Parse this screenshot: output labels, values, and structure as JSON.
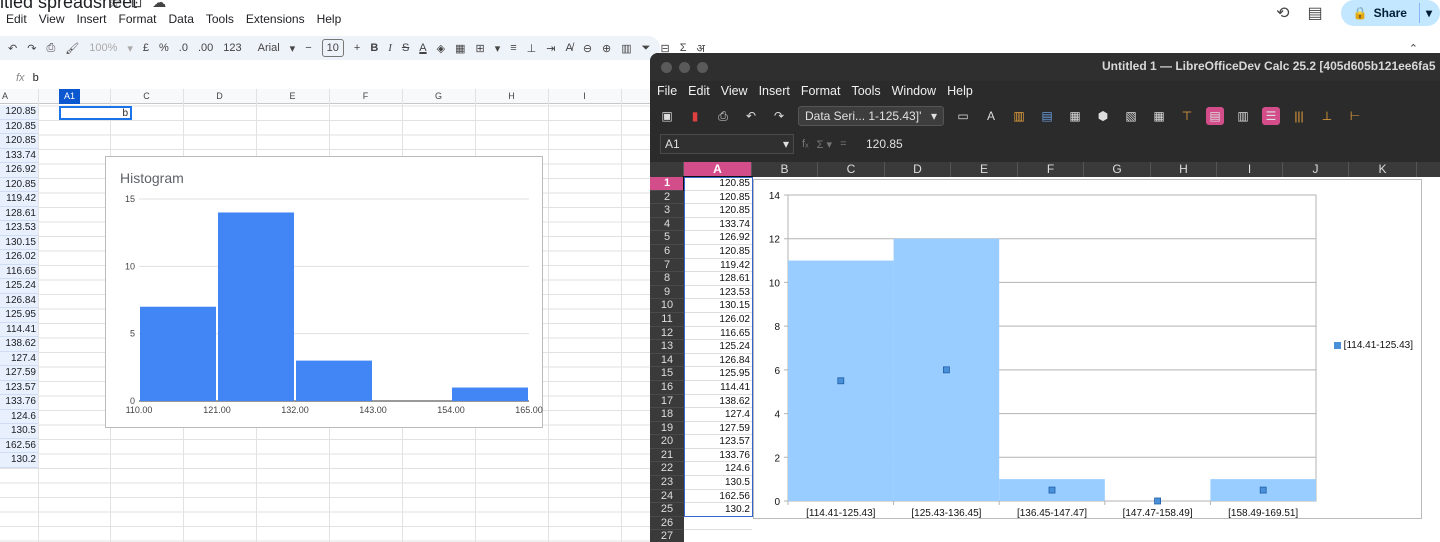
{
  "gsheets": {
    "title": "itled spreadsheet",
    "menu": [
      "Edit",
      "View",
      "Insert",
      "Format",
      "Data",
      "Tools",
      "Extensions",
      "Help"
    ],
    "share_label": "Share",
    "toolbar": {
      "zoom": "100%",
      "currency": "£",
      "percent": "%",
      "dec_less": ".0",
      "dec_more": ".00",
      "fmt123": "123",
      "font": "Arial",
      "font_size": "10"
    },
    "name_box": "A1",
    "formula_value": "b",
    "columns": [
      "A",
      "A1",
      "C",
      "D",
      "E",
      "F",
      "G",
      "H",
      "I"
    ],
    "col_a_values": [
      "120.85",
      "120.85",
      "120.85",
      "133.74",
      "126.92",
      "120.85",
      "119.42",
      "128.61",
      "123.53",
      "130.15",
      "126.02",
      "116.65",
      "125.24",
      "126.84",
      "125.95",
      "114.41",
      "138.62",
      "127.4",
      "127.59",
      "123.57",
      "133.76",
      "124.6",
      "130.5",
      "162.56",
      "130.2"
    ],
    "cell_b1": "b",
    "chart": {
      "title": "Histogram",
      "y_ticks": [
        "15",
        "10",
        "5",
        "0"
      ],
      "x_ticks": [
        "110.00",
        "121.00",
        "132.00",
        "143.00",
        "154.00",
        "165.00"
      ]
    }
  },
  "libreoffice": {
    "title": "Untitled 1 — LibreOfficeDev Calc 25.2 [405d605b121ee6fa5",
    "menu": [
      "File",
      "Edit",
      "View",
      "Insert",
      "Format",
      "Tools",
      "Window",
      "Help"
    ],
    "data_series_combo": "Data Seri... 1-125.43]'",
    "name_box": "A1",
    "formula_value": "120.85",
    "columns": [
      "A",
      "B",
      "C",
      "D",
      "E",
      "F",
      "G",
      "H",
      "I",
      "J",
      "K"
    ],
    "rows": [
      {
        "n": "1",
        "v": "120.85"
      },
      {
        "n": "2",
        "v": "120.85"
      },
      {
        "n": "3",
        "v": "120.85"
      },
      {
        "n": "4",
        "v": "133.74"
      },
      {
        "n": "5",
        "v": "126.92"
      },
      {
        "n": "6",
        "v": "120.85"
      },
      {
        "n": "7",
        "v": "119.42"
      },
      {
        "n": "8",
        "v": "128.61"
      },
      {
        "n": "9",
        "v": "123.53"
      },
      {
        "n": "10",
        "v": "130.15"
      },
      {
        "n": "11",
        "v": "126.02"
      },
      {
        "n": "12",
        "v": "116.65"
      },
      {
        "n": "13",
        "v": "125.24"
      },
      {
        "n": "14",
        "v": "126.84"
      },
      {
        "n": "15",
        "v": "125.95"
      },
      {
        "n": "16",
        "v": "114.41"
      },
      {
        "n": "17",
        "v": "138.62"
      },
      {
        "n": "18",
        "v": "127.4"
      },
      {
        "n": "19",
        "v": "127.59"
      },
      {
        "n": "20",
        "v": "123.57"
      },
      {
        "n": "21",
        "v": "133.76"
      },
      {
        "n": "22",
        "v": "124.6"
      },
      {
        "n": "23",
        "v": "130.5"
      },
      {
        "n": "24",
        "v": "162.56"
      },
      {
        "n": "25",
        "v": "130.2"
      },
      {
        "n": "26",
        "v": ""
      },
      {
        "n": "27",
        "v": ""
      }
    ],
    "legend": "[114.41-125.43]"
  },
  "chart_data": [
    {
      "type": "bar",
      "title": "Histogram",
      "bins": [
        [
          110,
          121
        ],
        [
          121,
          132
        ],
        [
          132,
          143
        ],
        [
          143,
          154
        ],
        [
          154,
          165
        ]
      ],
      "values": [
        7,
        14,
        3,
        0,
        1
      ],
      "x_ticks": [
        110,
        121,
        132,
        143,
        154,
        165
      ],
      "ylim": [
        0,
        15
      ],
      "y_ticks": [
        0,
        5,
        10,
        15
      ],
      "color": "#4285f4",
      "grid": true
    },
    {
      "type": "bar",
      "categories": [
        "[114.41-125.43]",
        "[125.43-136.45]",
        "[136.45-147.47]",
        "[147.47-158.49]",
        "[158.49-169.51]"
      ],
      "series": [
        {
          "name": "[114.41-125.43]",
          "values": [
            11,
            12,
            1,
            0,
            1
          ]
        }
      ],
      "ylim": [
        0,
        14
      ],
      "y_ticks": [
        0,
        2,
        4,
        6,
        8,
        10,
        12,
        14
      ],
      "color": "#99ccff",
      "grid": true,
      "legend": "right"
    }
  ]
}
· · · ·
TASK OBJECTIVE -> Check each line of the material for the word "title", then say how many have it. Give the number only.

TASK OUTPUT -> 4